Summary of the Keynote Speech by the Honourable the Chief Justice Andrew K.C. Nyirenda SC during the Induction Seminar of Newly Appointed Justices of Appeal and High Court Judges Held at Salima from 23rd to 26th November, 2020
In his remarks at the induction seminar for newly appointed Justices of Appeal and Judges of the High Court, the Honourable the Chief Justice Andrew K.C. Nyirenda SC began by congratulating their Ladyships and Lordships on their well-earned appointment as Justices of Appeal and Judges of the High Court. He wished them the very best and God’s guidance in their new capacity. The Honourable the Chief Justice spoke on the subject of “The role of a Judicial Officer in a constitutional democracy”.
In summary, he reminded their Ladyships and Lordships that the role of Judicial Officers or indeed judicial power is not self-defining. That their role and power is created or conferred by the will of the people expressed in the Republican Constitution and Acts of Parliament. That when it comes to defining the responsibility of a Judicial Officer in a Constitutional democracy, the dictates of Section 9 of the Malawi Republican Constitution are instructive.
His Lordship went on to state that in performing the heavy and solemn responsibility of judicial office, Judicial Officers must remain independent of any influence or pressure from the Executive, from parties to litigation and from different circles of society.
He told their Ladyships and Lordships that as they go about making judicial pronouncements, some of their decisions will occasionally engender polite or sometimes brutal attacks from different sectors of the public. That as Judicial Officers, they will encounter situations where a case listed before them will call for a hard or an unpopular decision but that they will have to invariably bear in mind that populism and judging are two contradictions. That their responsibility is to be faithful to their judicial oath and to the rule of law as their role is to give effect to the deep values and the will of the people as expressed in the Republican Constitution and Acts of Parliament.
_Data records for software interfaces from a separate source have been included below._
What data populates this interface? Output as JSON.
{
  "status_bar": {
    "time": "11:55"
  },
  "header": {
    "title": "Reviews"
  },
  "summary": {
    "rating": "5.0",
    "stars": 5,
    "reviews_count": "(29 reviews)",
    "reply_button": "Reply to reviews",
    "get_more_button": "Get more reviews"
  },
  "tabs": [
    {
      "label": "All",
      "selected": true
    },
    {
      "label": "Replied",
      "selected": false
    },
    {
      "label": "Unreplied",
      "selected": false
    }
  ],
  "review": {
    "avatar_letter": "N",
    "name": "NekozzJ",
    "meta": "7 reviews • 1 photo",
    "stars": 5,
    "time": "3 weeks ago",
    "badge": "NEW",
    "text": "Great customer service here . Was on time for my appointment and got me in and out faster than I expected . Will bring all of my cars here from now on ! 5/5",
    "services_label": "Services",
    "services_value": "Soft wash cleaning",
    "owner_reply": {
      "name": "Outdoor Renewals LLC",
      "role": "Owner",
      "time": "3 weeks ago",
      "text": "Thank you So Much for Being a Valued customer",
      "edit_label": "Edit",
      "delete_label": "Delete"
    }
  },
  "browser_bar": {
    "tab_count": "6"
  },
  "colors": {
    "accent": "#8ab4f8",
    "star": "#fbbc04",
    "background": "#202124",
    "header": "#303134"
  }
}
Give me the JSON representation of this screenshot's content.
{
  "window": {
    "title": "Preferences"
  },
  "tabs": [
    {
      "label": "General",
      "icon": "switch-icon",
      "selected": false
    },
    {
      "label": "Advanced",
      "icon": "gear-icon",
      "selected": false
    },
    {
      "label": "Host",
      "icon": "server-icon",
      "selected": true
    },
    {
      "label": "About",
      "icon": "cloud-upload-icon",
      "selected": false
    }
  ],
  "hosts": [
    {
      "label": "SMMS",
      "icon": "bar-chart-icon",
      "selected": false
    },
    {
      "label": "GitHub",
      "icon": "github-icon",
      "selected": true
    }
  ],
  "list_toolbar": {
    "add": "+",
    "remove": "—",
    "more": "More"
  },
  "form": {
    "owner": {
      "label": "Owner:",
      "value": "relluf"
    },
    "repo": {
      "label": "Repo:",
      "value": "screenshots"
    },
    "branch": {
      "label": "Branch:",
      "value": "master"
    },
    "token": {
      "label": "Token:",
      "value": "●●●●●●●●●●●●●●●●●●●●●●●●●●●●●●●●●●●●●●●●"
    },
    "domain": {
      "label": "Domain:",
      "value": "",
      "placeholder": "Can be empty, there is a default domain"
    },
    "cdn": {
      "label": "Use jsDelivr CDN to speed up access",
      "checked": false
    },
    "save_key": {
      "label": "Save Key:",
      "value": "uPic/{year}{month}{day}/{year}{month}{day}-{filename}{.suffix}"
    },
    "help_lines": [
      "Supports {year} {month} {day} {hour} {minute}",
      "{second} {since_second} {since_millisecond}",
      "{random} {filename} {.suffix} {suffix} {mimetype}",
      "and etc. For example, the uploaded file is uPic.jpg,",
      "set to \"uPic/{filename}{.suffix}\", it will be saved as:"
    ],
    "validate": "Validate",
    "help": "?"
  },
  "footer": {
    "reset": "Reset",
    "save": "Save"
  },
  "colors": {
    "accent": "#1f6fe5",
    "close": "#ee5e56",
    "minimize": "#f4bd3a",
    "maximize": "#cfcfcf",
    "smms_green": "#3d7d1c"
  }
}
He underscored the duty to account as another critical limb of the role of a Judicial Officer in a constitutional democracy. He stated that in order to account to the parties, and to enable them to assess whether to appeal where appropriate, judgments must address the issues, they must explain to the parties why Judicial Officers have come to the conclusions they have on fact and law. That as Judicial Officers they must at all costs steer clear of judgments that lack structure or contain unwarranted complexity. They must also aim at, and succeed in, avoiding delay. That delay, at any level of a court system, kills memory and destroys touch, it makes the ultimate task of deciding and writing judgments much more difficult. That they must remember that there may be persons other than the parties who may be concerned in or affected by court decisions and reasons.
The Honourable the Chief Justice also spoke on the notorious subject of judicial corruption. He stated that Malawi cannot expect to make any gains in the war against corruption if the Judiciary takes a passive role in eradicating the scourge within its ranks. He lamented that given the responsibilities and expectations reposed on a judicial officer, for any judiciary to be associated with corrupt practices is a serious tragedy. That when the hunters become the hunted, there will be nothing left for this great nation. That when judicial officers become slaves and captives of corruption, the survival of human rights, the rule of law and the development agenda of Malawi, will all have been compromised, with unbearable consequences to the citizen.
The Honourable the Chief Justice concluded his remarks with a few words of guidance. He told their Ladyships and Lordships that the judicial task in modern society is demanding and relentless. That the road to success on the Bench is characterised by hard work with considerable work outside sitting times. That the legislature and the courts are always pronouncing new law and for that reason they should try to read as much as they can and to remain scholars to the extent that time allows as this is bound to make them better Judicial Officers and help them enjoy being Judicial Officers. He further advised that as Judicial Officers, they should lack any traces of arrogance, but show intellectual humility. That they must be ready to admit errors in that the strength of their judgments lies in their ability to be self-critical and to admit errors in the appropriate instances.
He emphasised to their Ladyships and Lordships that they must always think of themselves, not as persons of power, but as servants of the public in the highest and most honourable sense of that term.
Finally, the Honourable the Chief Justice rendered his sincere acknowledgement to the Chairperson of the Judicial Training Committee, Honourable Justice Professor Redson Kapindu and his team, for working very hard in making preparations for the induction seminar and for putting up an elaborate programme.